To contact Kate, email: kate(dot)leversha(at)britishcouncil(dot)org
Debbie joined the ADF team in 2015 as Programme Coordinator for the International Fashion Showcase and Venice Fellowships Programme for the 2016 Venice Architecture Biennale. Since then she has also undertaken a secondment as Acting Programme Manager for East Asia and South Asia, delivering projects across architecture, design and fashion both locally and in the UK.
Prior to this Debbie worked on a number of freelance projects spanning design and digital events, university research projects, writing and community management. Her previous roles include Project Coordinator for curator Jane Withers, working on architecture and design exhibitions, and Partner Coordinator at London Design Festival, building relationships with the Festival’s vast array of partner organisations.
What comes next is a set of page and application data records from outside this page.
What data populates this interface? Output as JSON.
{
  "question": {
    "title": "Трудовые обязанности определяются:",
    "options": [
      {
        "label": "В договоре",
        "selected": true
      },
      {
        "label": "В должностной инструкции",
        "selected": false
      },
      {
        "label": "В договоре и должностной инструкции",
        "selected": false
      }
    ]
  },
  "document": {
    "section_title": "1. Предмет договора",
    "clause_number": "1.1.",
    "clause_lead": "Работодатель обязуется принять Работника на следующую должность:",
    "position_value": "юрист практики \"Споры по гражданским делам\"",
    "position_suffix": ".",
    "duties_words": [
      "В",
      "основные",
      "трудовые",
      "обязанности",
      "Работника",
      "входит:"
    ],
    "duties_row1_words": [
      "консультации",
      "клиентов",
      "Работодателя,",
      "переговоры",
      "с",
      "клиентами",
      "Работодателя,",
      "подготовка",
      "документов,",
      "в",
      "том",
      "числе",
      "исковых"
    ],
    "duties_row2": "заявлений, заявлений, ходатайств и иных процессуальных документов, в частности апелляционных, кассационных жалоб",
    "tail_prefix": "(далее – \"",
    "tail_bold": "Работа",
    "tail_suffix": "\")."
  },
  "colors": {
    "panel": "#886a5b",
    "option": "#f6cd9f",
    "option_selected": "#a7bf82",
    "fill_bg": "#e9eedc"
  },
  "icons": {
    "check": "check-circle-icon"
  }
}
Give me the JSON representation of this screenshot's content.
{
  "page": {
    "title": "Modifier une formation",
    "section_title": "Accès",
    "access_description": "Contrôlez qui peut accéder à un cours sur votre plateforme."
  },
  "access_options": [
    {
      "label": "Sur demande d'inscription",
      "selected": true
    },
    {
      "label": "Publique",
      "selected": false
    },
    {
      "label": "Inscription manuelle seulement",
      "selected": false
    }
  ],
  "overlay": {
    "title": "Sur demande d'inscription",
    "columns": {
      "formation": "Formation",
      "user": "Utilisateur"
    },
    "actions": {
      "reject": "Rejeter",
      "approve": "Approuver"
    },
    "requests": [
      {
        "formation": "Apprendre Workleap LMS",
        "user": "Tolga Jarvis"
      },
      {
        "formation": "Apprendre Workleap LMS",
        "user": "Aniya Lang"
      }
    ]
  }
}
Debbie turned her focus to exhibitions, museums and design history while studying Three-Dimensional Design at Camberwell College of Arts. Her undergraduate dissertation entitled ‘How does the museum setting affect the perception of contemporarily designed, functional objects?’ was nominated for the Design History Society Student Essay Prize. More recently Debbie completed a graduate certificate in History of Art and Architecture at Birkbeck College, University of London, specialising in the history of exhibition making since 1860.
To contact Debbie, email: debbie(dot)leane(at)britishcouncil(dot)org
Jacob de Munnik
Jacob joined the British Council early 2015 as Touring Exhibitions Assistant. He has since taken on the role of Programme Coordinator with ADF and worked across Design programmes, including Design Connections. With a background in art history he is interested in the potential for cross disciplinary collaboration between Design and Visual Arts and the challenges faced by both fields.
After receiving a BA in Art History from the University of Amsterdam, Jacob interned at auction house Christie’s where he conducted artist research, and at the culture department of Dutch weekly newspaper Elsevier, where he wrote articles about Art and Design. After that he completed his MA in Modern and Contemporary Art at VU University for which he focused on the methodology and critical theory of the German political artist Hans Haacke.
Jacob then pursued his interest in exhibition management and worked for The House of ABABA, a Rotterdam gallery representing young and emerging artists, where he managed exhibitions and events. He also worked for Ron Mandos Gallery in Amsterdam, coordinating exhibitions for a.o Ryan McGinness (USA), Daniel Arsham (USA) and Nika Neelova (RUS).
To contact Jacob, email: jacob(dot)demunnik(at)britishcouncil(dot)org
In 2015 Grace graduated from the Royal College of Art / Victoria & Albert Museum's MA Design History programme. Her research focused on contemporary design and social innovation.
Whilst on this course she worked on a variety of research projects including the radical architecture of the 1960s to the resurgence of repair in contemporary design practice.
Before joining the British Council Grace has spent the 6 months working as a project coordinator at Fixperts - a social campaign and design education programme that aims to get the world fixing for others. Her interests include museums, postmodernism, concrete, flowers, scaffolding and Scotland.
To contact Grace, email: grace(dot)bremner(at)britishcouncil(dot)org